Talkin ‘Bout Bugsnax: new Playstation game is more than meets the eye


Scott Cacheleur, Reporter

Sony recently released the PlayStation 5, which came with several notable launch titles. None of them are quite as strange as Bugsnax. Bugsnax is a game made by Young Horses, developers of Octodad, which places you in the shoes of a journalist investigating the mystery of Snaktooth Island and the disappearance of Elizabert Megafig. What you wouldn’t expect is that the game is filled with messages about self-worth, addiction, and the normalization of homosexuality. From this point on there will be light spoilers for the events of the game.

Bugsnax easily could have fallen between the cracks of other big game announcements but kept afloat due to its rather charming art style, amusing concept and playful depiction of body horror.

Twitch streamer and YouTuber, Barry Kramer weighed in on how he stayed informed about the game. 

“I’ve known of [Young Horses] for a long time now and I have kept [up] with them ever since Octodad came out. One of the biggest factors [of playing it] is because I have a friend, their Twitch channel is missdeerface, [who] played the game on stream, and they were ranting and raving at me not to just play it, but to stream it because of how unexpected the game turns out to be.”

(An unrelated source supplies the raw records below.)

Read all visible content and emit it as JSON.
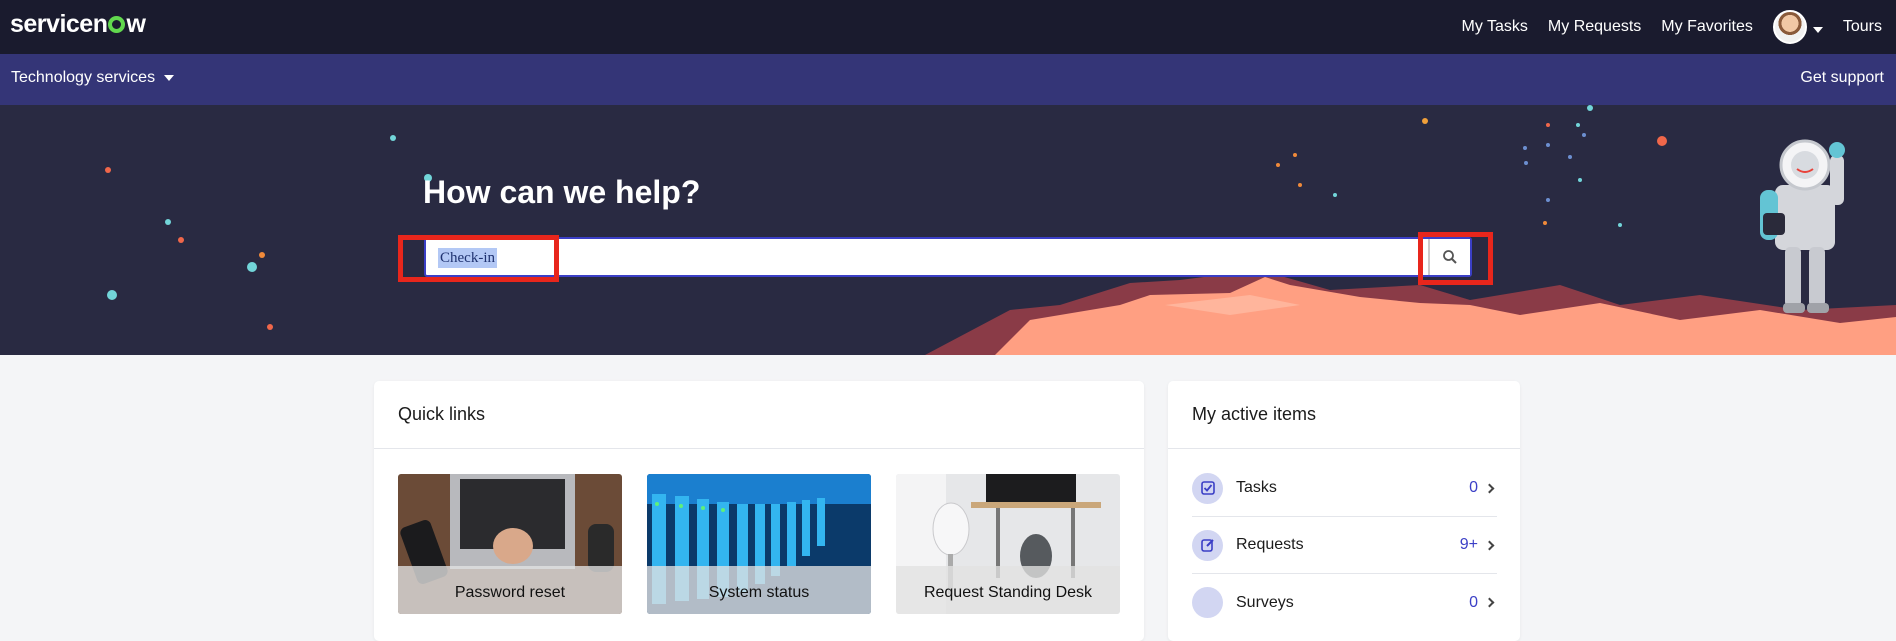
{
  "topbar": {
    "logo_text_pre": "servicen",
    "logo_text_post": "w",
    "links": [
      "My Tasks",
      "My Requests",
      "My Favorites"
    ],
    "tours": "Tours"
  },
  "subbar": {
    "menu_label": "Technology services",
    "support_label": "Get support"
  },
  "hero": {
    "title": "How can we help?",
    "search_value": "Check-in"
  },
  "quick_links": {
    "title": "Quick links",
    "tiles": [
      "Password reset",
      "System status",
      "Request Standing Desk"
    ]
  },
  "active_items": {
    "title": "My active items",
    "rows": [
      {
        "label": "Tasks",
        "count": "0"
      },
      {
        "label": "Requests",
        "count": "9+"
      },
      {
        "label": "Surveys",
        "count": "0"
      }
    ]
  },
  "colors": {
    "topbar": "#1a1b2e",
    "subbar": "#343577",
    "hero": "#292a42",
    "accent": "#3b3fc6",
    "highlight": "#e8261c"
  }
}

In the story of Bugsnax, players gather information from several of the island’s inhabitants about what happened to Elizabert. Players can even gather film reels to see the story of Elizabert and her loving partner Eggabell and watch their relationship start to crumble apart due to Eggabell’s low self-image. You also meet Filbo, the mayor of Snaxburg, appointed by Elizabert to govern the town, but he sees himself as inadequate for the position of power he holds.

Bugsnax has a very strong message and depicts it more effectively than most game on the shelf.

“I think [Bugsnax] did a pretty good job. I am by no means an expert on the topics at hand, but I do believe that as accessible as a game it is and as kid-friendly that it is, I think [the creators] do a very solid job at introducing and discussing [the underlying themes],” said Kramer. “It’s no college dissertation, it’s saying, ‘hey! These are real issues people are experiencing, these are real insecurities people are having, every single character has its own insecurities and issues they are dealing with,’ and in that way it is very much like a Sesame Street-like situation, just with a very different kind of approach and angle. I am very impressed with the way [the developers] handled all of [themes].”

Could we see an uprising in content that presents serious issues to a younger generation? Ideally, yes. The vehicle of a video game is a great way to utilize the platform to convey complex messages to a younger audience in an appropriate fashion. 

“ I think you can get away with [dealing with controversial topics] as a small developer, I don’t know how big of a developer Young Horses is, but I don’t think they are huge by any means. As a smaller team, you can get away with a lot more risky topics and this is a very risky game,” said Kramer. “Think about how hard it is to explain this game to your friends and convince them to play it. I would like to see it start a trend. I think it makes it clear that you can tackle these kinds of topics in this format and with this kind of approachable aesthetic, but I think we are already seeing a lot of this stuff from independent games. My kind of hope is to see this move into the bigger production and triple-A (AAA) space.” AAA games are high-value games that are usually played by more people than most other games.

Bugsnax broke its way into the spotlight and accomplished its goal in tackling risky topics in a safe way. If you have the smallest inkling to check this game out, definitely do so, as its themes are quite interesting and presented through an engaging storyline.